Thematic analysis: a step-by-step guide

Thematic analysis is indeed a savior for finding qualitative information. Nowadays, the number of information sources is growing exponentially and differentiating into various niches. The big problem here is that with so many sources, it’s hard to find the right one. Thus, it’s crucial to have a way to filter out all the noise and find what you need. It is where thematic analysis comes in handy. It helps us eliminate all irrelevant information and focus on what matters most.

What is Thematic analysis?

Thematic analysis is a way of analyzing qualitative data. It involves looking at a collection of documents, such as interviews or focus groups, and identifying themes across those documents.

When to use thematic analysis?

Whenever you want to explore any qualitative dataset, interviews, discussions, focus groups, detailed surveys, open-ended questions, opinions, behaviors, and thematic analysis will help you.

Types of thematic analysis approach

There are four significant types of thematic analysis:

Inductive: It is a qualitative data analysis method used to identify and explore the major themes that emerge from a dataset. This method is particularly well-suited to data-rich details such as interview transcripts, field notes, and other forms of qualitative data.

Deductive: It helps identify, analyze, and interpret patterns in data with some preconceived themes. This approach can examine various data sources, including textual, numerical, and categorical data.

Semantic: This thematic analysis type is a process of analyzing the meaning of a text by identifying the recurring themes within it.

Latent: This method identifies and codifies the underlying themes of a large body of text. It assists in understanding the hidden meanings and messages within data. It is also useful when finding meaning in the text is complex, such as when there are few or no prior events.

How to use thematic analysis?

Step 1: Familiarize yourself with the data

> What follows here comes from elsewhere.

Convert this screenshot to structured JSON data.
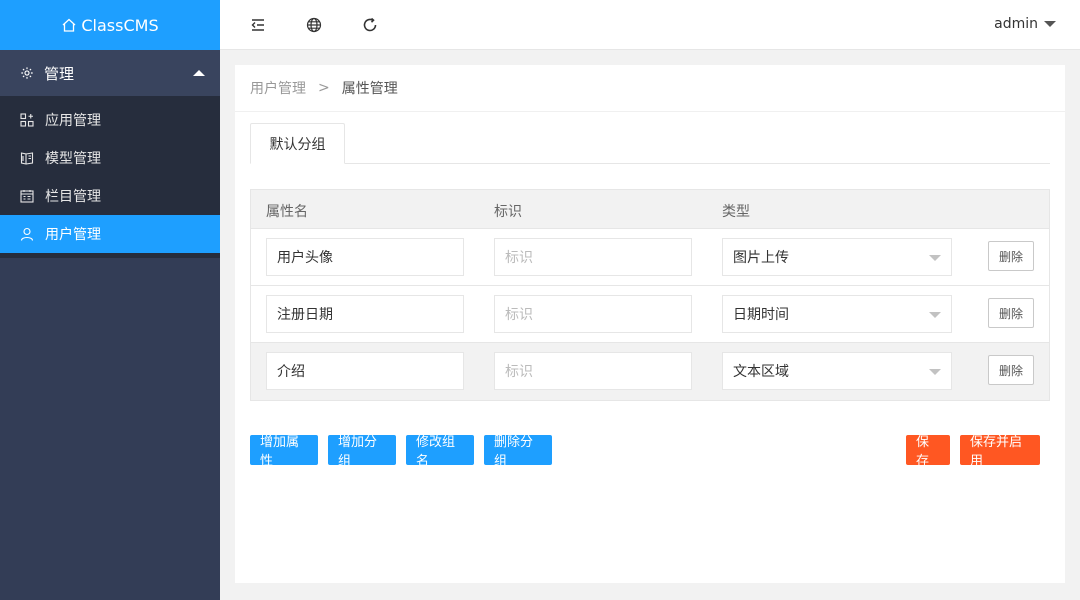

Before any data analysis, it is essential first to become familiar with the data. It refers to understanding what the data represents and what information it contains. You can do it by first transcribing audio data and then reading the
data sets. You can also supplement your reading with note-taking to understand the data well.

Step 2: Develop a coding scheme

Generating preliminary codes is the second important step in thematic analysis. This step involves reviewing the data and identifying initial themes or ideas. You can locate themes by looking for patterns in the data. Once these themes are identified, you can code the data. Coding is assigning a label to data to sort further and analyze it.
Okay, let’s understand forming preliminary codes with an example: Suppose there is survey data that contains information on what users desire in an online shopping app: Some said they want automated recommendations, and some demand a smooth interface, seamless UI or UX, etc. While performing thematic analysis, you can form automated virtual features and UI/UX codes using this information.

Step 3: Identify themes

Once the data is coded, the analyst can look for themes and patterns. In the above example, we formed codes; now, we will extract themes from them. For example, automated and virtual features codes give us respective themes of automation and virtual reality. First, to identify the themes, ensure enough data to support a theme. Now, organize the coded data as the first step, identify the patterns, and ultimately find themes.

Step 4: Refine the themes

After identifying and categorizing themes, you can further analyze them to understand their significance. To do this, first, check whether the themes are comprehensive enough. Check if there is any issue with the themes, such as collapsing or repeated themes. If you have identified any issue, resolve it first.

Step 5: Interpret the themes

Defining and naming themes will help in categorization and further interpretation. You can do this by beginning by elaborating on the significance of each theme. Now, you can relate the themes to the research question. You can add substance to your theme’s interpretation by providing examples to demonstrate the themes.

Step 6: Report the findings

To report the findings, begin by summarizing themes. After theme summarization, you have to present all the findings. At last, you can add a recommendation section to elaborate on your findings. You can write all this in a research paper format- including the motives, evidence, trends, patterns, methodologies, and outcomes.

Wrap up

The thematic analysis includes getting familiar with the data, creating preliminary codes, further coding them to draw patterns, and finally, fetching themes. Thematic analysis is undoubtedly a powerful tool for understanding data and has applications in dynamic settings. If you want incredible thematic analysis services, connect with ANT immediately and get your custom quote!